== Problem to work on ==
Nothing belongs in the answer except the lines of the material that include "level".

== Supplied records ==

━━━━━━━━

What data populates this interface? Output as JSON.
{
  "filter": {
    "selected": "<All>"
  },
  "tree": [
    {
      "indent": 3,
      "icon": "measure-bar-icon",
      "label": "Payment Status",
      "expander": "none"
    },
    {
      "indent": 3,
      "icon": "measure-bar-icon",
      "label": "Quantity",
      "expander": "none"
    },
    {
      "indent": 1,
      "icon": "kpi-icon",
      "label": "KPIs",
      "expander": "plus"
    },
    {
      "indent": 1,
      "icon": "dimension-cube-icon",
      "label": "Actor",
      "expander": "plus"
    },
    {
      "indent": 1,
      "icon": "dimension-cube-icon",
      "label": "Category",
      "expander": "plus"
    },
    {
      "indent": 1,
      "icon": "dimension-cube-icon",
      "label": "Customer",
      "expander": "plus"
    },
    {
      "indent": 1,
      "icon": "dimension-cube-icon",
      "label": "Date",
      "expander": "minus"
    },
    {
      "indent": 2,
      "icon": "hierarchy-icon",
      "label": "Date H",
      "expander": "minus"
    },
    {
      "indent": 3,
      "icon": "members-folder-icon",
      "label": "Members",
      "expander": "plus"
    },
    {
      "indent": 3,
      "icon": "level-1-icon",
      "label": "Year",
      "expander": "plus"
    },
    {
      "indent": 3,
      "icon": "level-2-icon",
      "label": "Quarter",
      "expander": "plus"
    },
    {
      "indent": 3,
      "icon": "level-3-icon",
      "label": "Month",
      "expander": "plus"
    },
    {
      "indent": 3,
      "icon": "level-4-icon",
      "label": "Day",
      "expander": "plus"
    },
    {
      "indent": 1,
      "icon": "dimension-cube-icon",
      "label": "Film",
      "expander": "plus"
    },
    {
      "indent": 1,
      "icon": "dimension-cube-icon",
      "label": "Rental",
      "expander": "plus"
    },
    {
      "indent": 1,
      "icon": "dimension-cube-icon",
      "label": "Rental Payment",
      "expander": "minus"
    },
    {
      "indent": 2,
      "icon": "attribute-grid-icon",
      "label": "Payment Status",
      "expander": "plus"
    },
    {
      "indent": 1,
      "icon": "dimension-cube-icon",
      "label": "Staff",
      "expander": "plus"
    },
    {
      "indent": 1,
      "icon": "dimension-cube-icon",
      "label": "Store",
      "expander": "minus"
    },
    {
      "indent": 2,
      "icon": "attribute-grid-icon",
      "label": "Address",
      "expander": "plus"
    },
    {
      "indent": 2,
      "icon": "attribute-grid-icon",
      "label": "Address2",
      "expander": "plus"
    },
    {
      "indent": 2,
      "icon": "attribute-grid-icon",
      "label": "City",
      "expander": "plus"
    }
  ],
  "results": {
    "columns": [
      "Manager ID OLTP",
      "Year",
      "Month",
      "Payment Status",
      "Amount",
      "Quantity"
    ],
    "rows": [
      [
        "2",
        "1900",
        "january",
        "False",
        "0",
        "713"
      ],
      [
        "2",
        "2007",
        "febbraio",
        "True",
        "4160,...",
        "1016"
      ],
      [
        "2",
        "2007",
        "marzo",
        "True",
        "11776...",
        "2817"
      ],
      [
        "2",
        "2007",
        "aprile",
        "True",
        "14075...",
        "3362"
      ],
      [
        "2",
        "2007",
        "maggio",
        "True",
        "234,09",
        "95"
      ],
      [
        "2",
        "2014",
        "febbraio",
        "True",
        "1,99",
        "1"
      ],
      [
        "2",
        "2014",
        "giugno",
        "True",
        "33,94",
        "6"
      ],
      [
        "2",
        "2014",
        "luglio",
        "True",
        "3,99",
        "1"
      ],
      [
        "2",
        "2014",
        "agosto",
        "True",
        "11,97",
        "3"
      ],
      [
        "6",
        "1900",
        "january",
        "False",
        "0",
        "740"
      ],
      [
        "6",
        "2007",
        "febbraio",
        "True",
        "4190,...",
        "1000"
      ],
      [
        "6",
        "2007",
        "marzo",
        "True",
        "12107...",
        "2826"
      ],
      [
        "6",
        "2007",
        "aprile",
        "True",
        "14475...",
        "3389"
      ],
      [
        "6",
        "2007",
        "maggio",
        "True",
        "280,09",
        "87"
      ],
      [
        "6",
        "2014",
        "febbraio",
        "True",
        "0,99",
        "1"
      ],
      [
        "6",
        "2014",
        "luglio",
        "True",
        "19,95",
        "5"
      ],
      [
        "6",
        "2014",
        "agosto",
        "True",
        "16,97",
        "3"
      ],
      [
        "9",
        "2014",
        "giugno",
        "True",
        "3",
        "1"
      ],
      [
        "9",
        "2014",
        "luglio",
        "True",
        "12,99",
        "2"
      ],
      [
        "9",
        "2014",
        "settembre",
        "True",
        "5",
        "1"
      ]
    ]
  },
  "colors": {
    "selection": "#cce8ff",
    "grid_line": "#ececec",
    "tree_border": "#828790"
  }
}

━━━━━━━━

== Task solution ==
      "icon": "level-1-icon",
      "icon": "level-2-icon",
      "icon": "level-3-icon",
      "icon": "level-4-icon",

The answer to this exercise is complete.